What I did to compensate for it was to live in a total fantasy world. I grew up in Germany and when I went to school, I failed the first grade and never went back. Actually I tried to go back the next semester, all my friends were going to the second grade—and I had to make a left and go down the hallway—and they said, “Where ya goin’?”
I said, “I’m going home!”
That was in Munich, it was an American army school for the military people stationed there. We didn’t live right in the city, we lived on the outskirts, and there was some farmland and a lot of old bombed out houses and stuff. I’d wander around there and do things like swing on the swings—and I’d go into these intense fantasies—and imagine I was a fighter pilot.
I also lived in Pirmasens, which is a small town right on the French border. The German side of the border was called the Siegfried Line and the French side was the Maginot Line. I used to wander round in the old bunkers and look for war relics. I used to pick ‘em up all the time, like old helmets and gas masks and bayonets and machine gun belts. This went on for like a year and I started dealing these war relics—but I used to have fun with them too.
I’d always been fascinated by Nazi symbols—from finding them in the rubble in Germany. They were so glamorous. They were just so pretty. My parents were very upset by that.
One time my father said something fucking ridiculous. I had found a Luftwaffe sword that was beautiful, and I knew I could keep it or sell it for a fortune, like 80 marks. When I brought that home, my father got uptight and said something really sick, he said, “Can you imagine all our guys that died because of that?”

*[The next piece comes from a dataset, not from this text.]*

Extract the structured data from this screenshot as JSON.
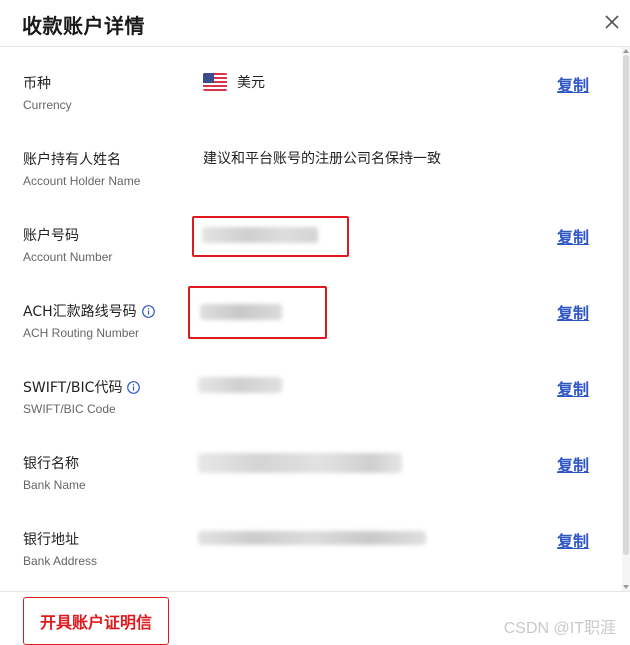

I thought, This guy is a real asshole. As if he really cared. I didn’t figure my father for any passions like that, about anything. And from that day on, he just became a total joke to me—and I stopped fearing him.